AIM OF THE EXERCISE: Every line in the records below with the string "image" is to be copied out.

THE INPUT:
▬▬▬▬▬▬

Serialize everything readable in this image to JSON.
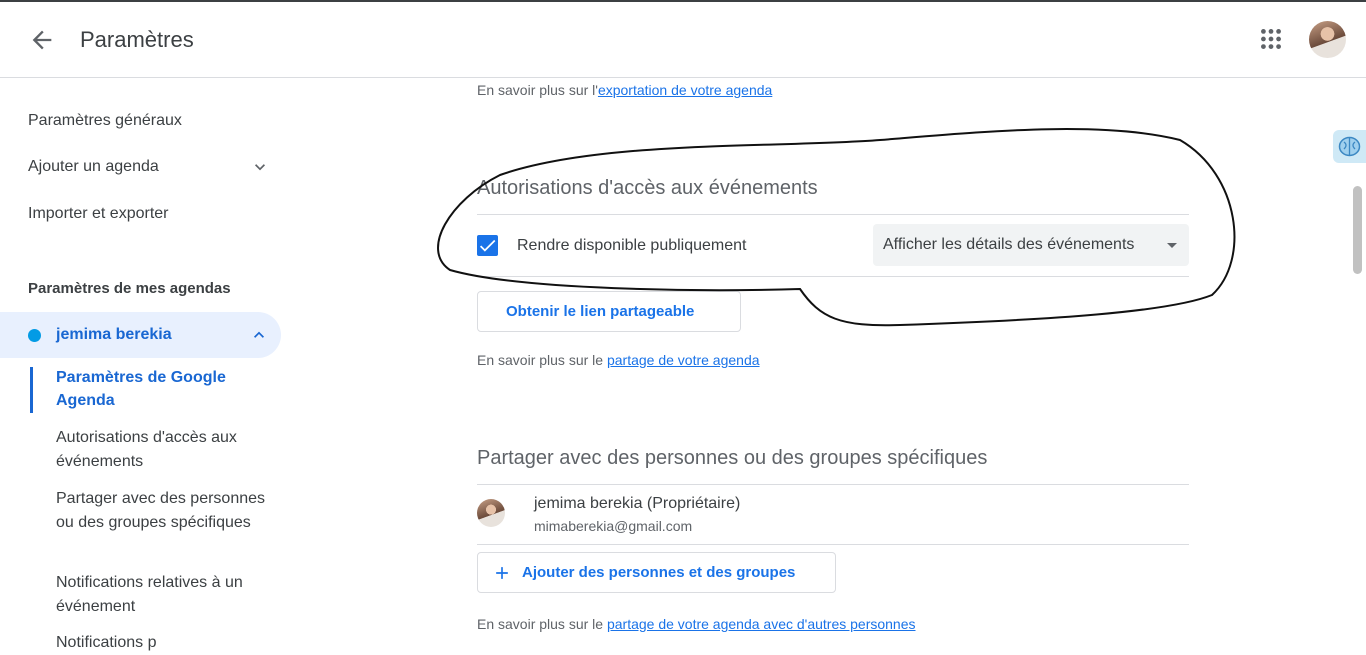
{
  "header": {
    "title": "Paramètres"
  },
  "sidebar": {
    "items": [
      {
        "label": "Paramètres généraux"
      },
      {
        "label": "Ajouter un agenda"
      },
      {
        "label": "Importer et exporter"
      }
    ],
    "my_calendars_heading": "Paramètres de mes agendas",
    "calendar_name": "jemima berekia",
    "calendar_color": "#039be5",
    "subitems": [
      {
        "label": "Paramètres de Google Agenda"
      },
      {
        "label": "Autorisations d'accès aux événements"
      },
      {
        "label": "Partager avec des personnes ou des groupes spécifiques"
      },
      {
        "label": "Notifications relatives à un événement"
      },
      {
        "label": "Notifications p"
      }
    ]
  },
  "main": {
    "export_help": {
      "prefix": "En savoir plus sur l'",
      "link": "exportation de votre agenda"
    },
    "access": {
      "heading": "Autorisations d'accès aux événements",
      "public_label": "Rendre disponible publiquement",
      "public_checked": true,
      "detail_select": "Afficher les détails des événements",
      "share_link_button": "Obtenir le lien partageable",
      "help": {
        "prefix": "En savoir plus sur le ",
        "link": "partage de votre agenda"
      }
    },
    "sharing": {
      "heading": "Partager avec des personnes ou des groupes spécifiques",
      "person_name": "jemima berekia (Propriétaire)",
      "person_email": "mimaberekia@gmail.com",
      "add_button": "Ajouter des personnes et des groupes",
      "help": {
        "prefix": "En savoir plus sur le ",
        "link": "partage de votre agenda avec d'autres personnes"
      }
    }
  },
  "colors": {
    "accent": "#1a73e8",
    "selected_bg": "#e8f0fe",
    "selected_text": "#1967d2"
  },
  "icons": [
    "arrow-back-icon",
    "apps-grid-icon",
    "chevron-down-icon",
    "chevron-up-icon",
    "checkmark-icon",
    "dropdown-caret-icon",
    "plus-icon",
    "brain-extension-icon"
  ]
}
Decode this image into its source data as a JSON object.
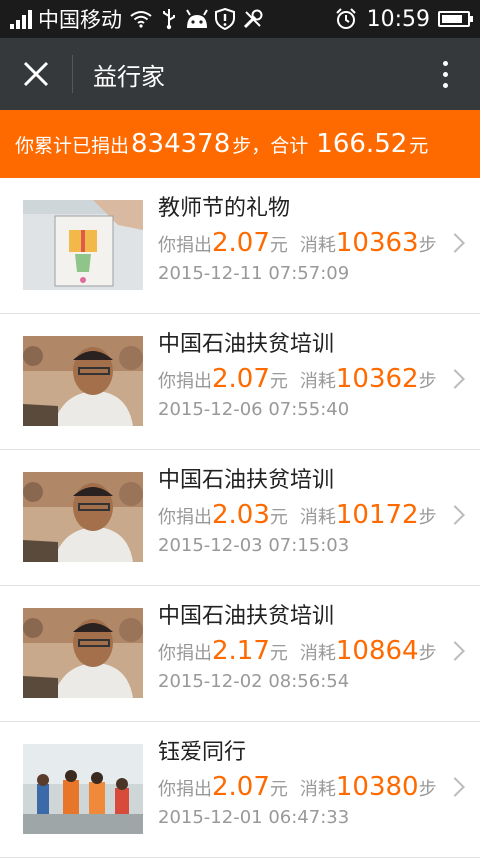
{
  "status_bar": {
    "carrier": "中国移动",
    "time": "10:59",
    "icons": [
      "signal-icon",
      "wifi-icon",
      "usb-icon",
      "android-icon",
      "shield-alert-icon",
      "tools-icon",
      "alarm-clock-icon",
      "battery-icon"
    ],
    "battery_level": 0.85
  },
  "header": {
    "title": "益行家",
    "close_icon": "close-icon",
    "more_icon": "more-vertical-icon"
  },
  "summary": {
    "prefix": "你累计已捐出",
    "steps": "834378",
    "steps_unit": "步，合计",
    "amount": "166.52",
    "amount_unit": "元"
  },
  "labels": {
    "donated": "你捐出",
    "yuan": "元",
    "consumed": "消耗",
    "steps": "步"
  },
  "items": [
    {
      "title": "教师节的礼物",
      "amount": "2.07",
      "steps": "10363",
      "date": "2015-12-11 07:57:09",
      "image": "gift-box-photo"
    },
    {
      "title": "中国石油扶贫培训",
      "amount": "2.07",
      "steps": "10362",
      "date": "2015-12-06 07:55:40",
      "image": "classroom-man-photo"
    },
    {
      "title": "中国石油扶贫培训",
      "amount": "2.03",
      "steps": "10172",
      "date": "2015-12-03 07:15:03",
      "image": "classroom-man-photo"
    },
    {
      "title": "中国石油扶贫培训",
      "amount": "2.17",
      "steps": "10864",
      "date": "2015-12-02 08:56:54",
      "image": "classroom-man-photo"
    },
    {
      "title": "钰爱同行",
      "amount": "2.07",
      "steps": "10380",
      "date": "2015-12-01 06:47:33",
      "image": "children-activity-photo"
    }
  ]
}
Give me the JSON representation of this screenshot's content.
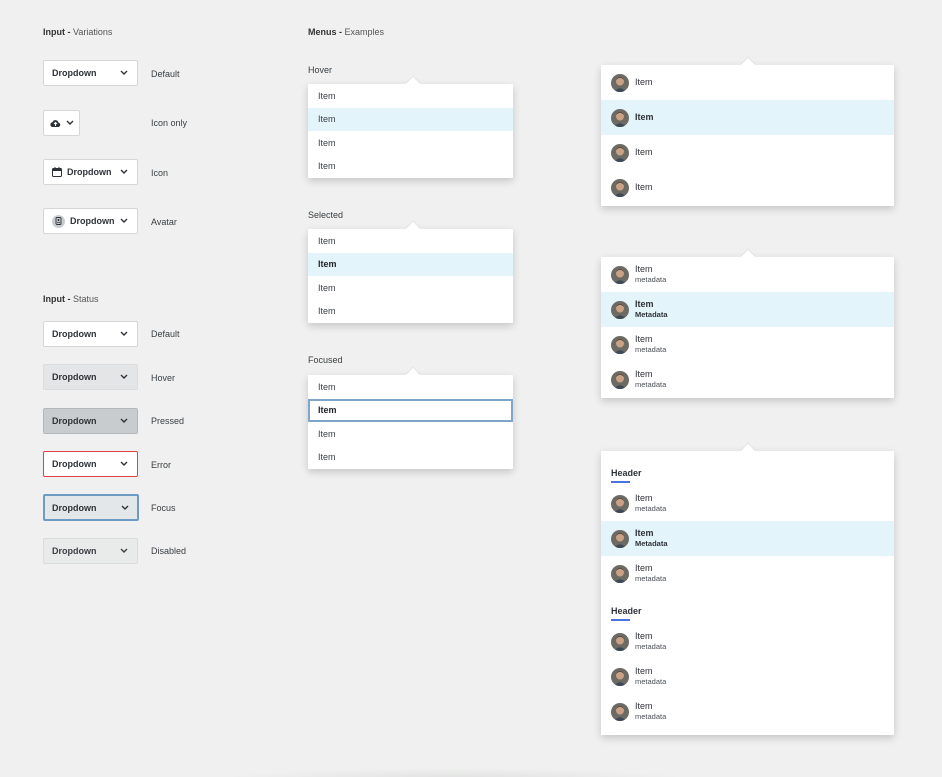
{
  "variations": {
    "title_bold": "Input -",
    "title_rest": " Variations",
    "items": [
      {
        "label": "Default",
        "value": "Dropdown"
      },
      {
        "label": "Icon only",
        "value": ""
      },
      {
        "label": "Icon",
        "value": "Dropdown"
      },
      {
        "label": "Avatar",
        "value": "Dropdown"
      }
    ]
  },
  "status": {
    "title_bold": "Input -",
    "title_rest": " Status",
    "items": [
      {
        "label": "Default",
        "value": "Dropdown",
        "state": "default"
      },
      {
        "label": "Hover",
        "value": "Dropdown",
        "state": "hover"
      },
      {
        "label": "Pressed",
        "value": "Dropdown",
        "state": "pressed"
      },
      {
        "label": "Error",
        "value": "Dropdown",
        "state": "error"
      },
      {
        "label": "Focus",
        "value": "Dropdown",
        "state": "focus"
      },
      {
        "label": "Disabled",
        "value": "Dropdown",
        "state": "disabled"
      }
    ]
  },
  "menus": {
    "title_bold": "Menus -",
    "title_rest": " Examples",
    "hover": {
      "label": "Hover",
      "items": [
        "Item",
        "Item",
        "Item",
        "Item"
      ]
    },
    "selected": {
      "label": "Selected",
      "items": [
        "Item",
        "Item",
        "Item",
        "Item"
      ]
    },
    "focused": {
      "label": "Focused",
      "items": [
        "Item",
        "Item",
        "Item",
        "Item"
      ]
    }
  },
  "avatar_menu": {
    "items": [
      "Item",
      "Item",
      "Item",
      "Item"
    ]
  },
  "meta_menu": {
    "items": [
      {
        "title": "Item",
        "meta": "metadata"
      },
      {
        "title": "Item",
        "meta": "Metadata"
      },
      {
        "title": "Item",
        "meta": "metadata"
      },
      {
        "title": "Item",
        "meta": "metadata"
      }
    ]
  },
  "grouped_menu": {
    "groups": [
      {
        "header": "Header",
        "items": [
          {
            "title": "Item",
            "meta": "metadata"
          },
          {
            "title": "Item",
            "meta": "Metadata"
          },
          {
            "title": "Item",
            "meta": "metadata"
          }
        ]
      },
      {
        "header": "Header",
        "items": [
          {
            "title": "Item",
            "meta": "metadata"
          },
          {
            "title": "Item",
            "meta": "metadata"
          },
          {
            "title": "Item",
            "meta": "metadata"
          }
        ]
      }
    ]
  },
  "icons": {
    "chevron": "chevron-down-icon",
    "cloud": "cloud-upload-icon",
    "calendar": "calendar-icon",
    "avatar": "avatar-icon"
  },
  "colors": {
    "highlight": "#e3f4fb",
    "focus_border": "#6d9bc3",
    "error_border": "#e0433d",
    "header_bar": "#4a73e0"
  }
}
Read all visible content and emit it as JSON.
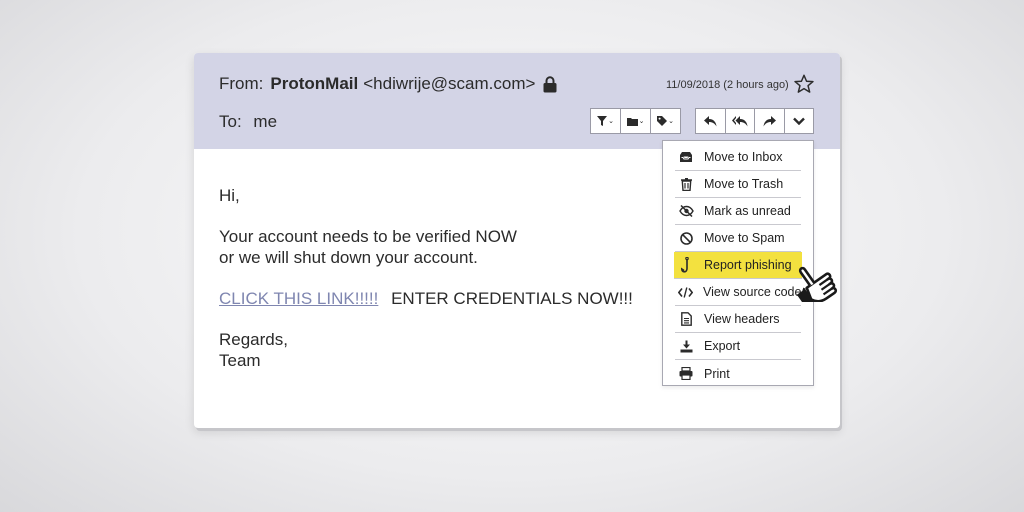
{
  "header": {
    "from_label": "From:",
    "sender_name": "ProtonMail",
    "sender_email": "<hdiwrije@scam.com>",
    "to_label": "To:",
    "to_value": "me",
    "date": "11/09/2018 (2 hours ago)"
  },
  "icons": {
    "lock": "lock-icon",
    "star": "star-icon",
    "filter": "filter-icon",
    "folder": "folder-icon",
    "tag": "tag-icon",
    "reply": "reply-icon",
    "reply_all": "reply-all-icon",
    "forward": "forward-icon",
    "more": "chevron-down-icon",
    "pointer": "pointing-hand-icon"
  },
  "body": {
    "greeting": "Hi,",
    "line1": "Your account needs to be verified NOW",
    "line2": "or we will shut down your account.",
    "link_text": "CLICK THIS LINK!!!!!",
    "after_link": "ENTER CREDENTIALS NOW!!!",
    "signoff": "Regards,",
    "signature": "Team"
  },
  "menu": {
    "items": [
      {
        "label": "Move to Inbox",
        "icon": "inbox-icon"
      },
      {
        "label": "Move to Trash",
        "icon": "trash-icon"
      },
      {
        "label": "Mark as unread",
        "icon": "eye-slash-icon"
      },
      {
        "label": "Move to Spam",
        "icon": "ban-icon"
      },
      {
        "label": "Report phishing",
        "icon": "fishhook-icon",
        "highlighted": true
      },
      {
        "label": "View source code",
        "icon": "code-icon"
      },
      {
        "label": "View headers",
        "icon": "document-icon"
      },
      {
        "label": "Export",
        "icon": "download-icon"
      },
      {
        "label": "Print",
        "icon": "print-icon"
      }
    ]
  },
  "colors": {
    "header_bg": "#d3d4e6",
    "link": "#7f86b0",
    "highlight": "#f3e13f"
  }
}
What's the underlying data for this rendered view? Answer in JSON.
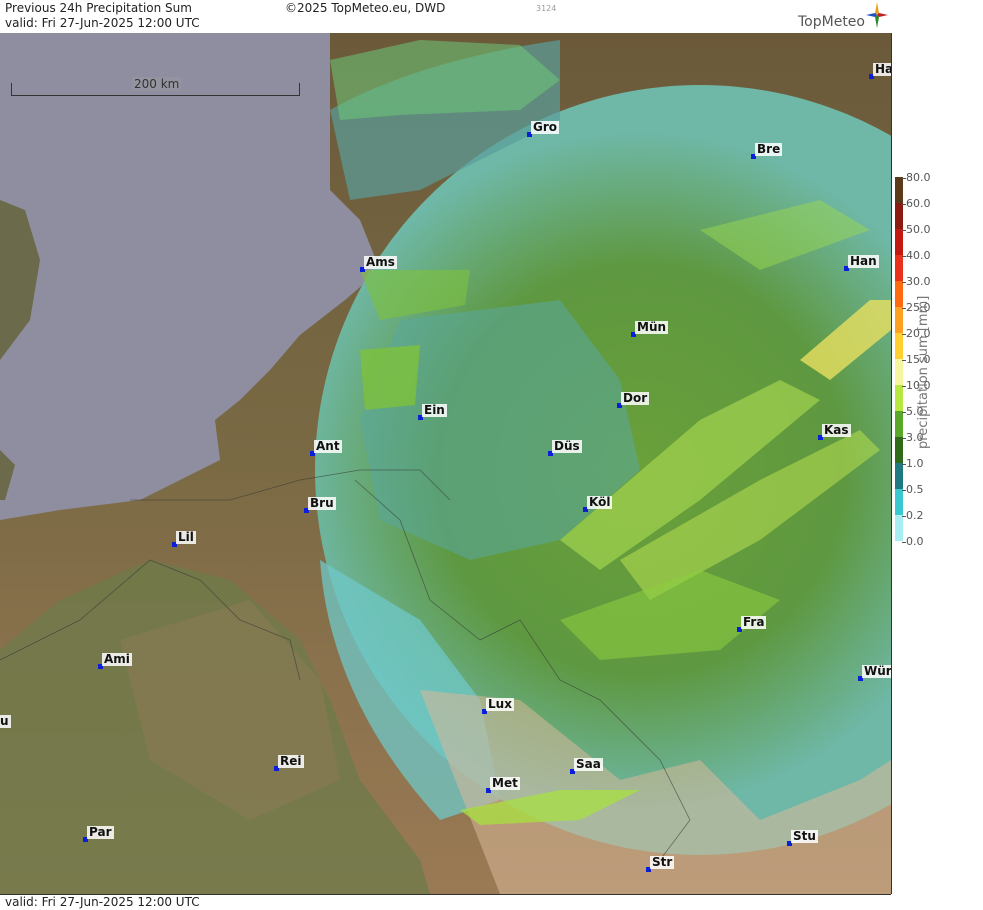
{
  "header": {
    "title": "Previous 24h Precipitation Sum",
    "valid": "valid:  Fri  27-Jun-2025 12:00 UTC",
    "copyright": "©2025 TopMeteo.eu, DWD",
    "code": "3124",
    "brand": "TopMeteo"
  },
  "footer": {
    "valid": "valid:  Fri  27-Jun-2025 12:00 UTC"
  },
  "scale": {
    "label": "200 km"
  },
  "cities": [
    {
      "name": "Gro"
    },
    {
      "name": "Ha"
    },
    {
      "name": "Bre"
    },
    {
      "name": "Ams"
    },
    {
      "name": "Han"
    },
    {
      "name": "Mün"
    },
    {
      "name": "Ein"
    },
    {
      "name": "Dor"
    },
    {
      "name": "Ant"
    },
    {
      "name": "Düs"
    },
    {
      "name": "Kas"
    },
    {
      "name": "Bru"
    },
    {
      "name": "Köl"
    },
    {
      "name": "Lil"
    },
    {
      "name": "Fra"
    },
    {
      "name": "Ami"
    },
    {
      "name": "Wür"
    },
    {
      "name": "u"
    },
    {
      "name": "Lux"
    },
    {
      "name": "Rei"
    },
    {
      "name": "Saa"
    },
    {
      "name": "Met"
    },
    {
      "name": "Par"
    },
    {
      "name": "Stu"
    },
    {
      "name": "Str"
    }
  ],
  "legend": {
    "title": "precipitation sum [mm]",
    "ticks": [
      "80.0",
      "60.0",
      "50.0",
      "40.0",
      "30.0",
      "25.0",
      "20.0",
      "15.0",
      "10.0",
      "5.0",
      "3.0",
      "1.0",
      "0.5",
      "0.2",
      "0.0"
    ],
    "colors": [
      "#5a3a1a",
      "#8b1a10",
      "#c21a10",
      "#e8301a",
      "#ff6a10",
      "#ffa020",
      "#ffd030",
      "#f6f6a0",
      "#b8e840",
      "#5aa82a",
      "#2e6a18",
      "#1e7a80",
      "#3ac8d0",
      "#a8eef0",
      "#ffffff"
    ]
  },
  "colors": {
    "sea": "#8e8ea0",
    "land": "#7a6a4a",
    "radar_green": "#6aa040",
    "radar_cyan": "#6ccfd0"
  }
}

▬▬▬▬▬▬

TASK OUTPUT:
Serialize everything readable in this image to JSON.
Decode this image into its source data as a JSON object.
      "image": "gift-box-photo"
      "image": "classroom-man-photo"
      "image": "classroom-man-photo"
      "image": "classroom-man-photo"
      "image": "children-activity-photo"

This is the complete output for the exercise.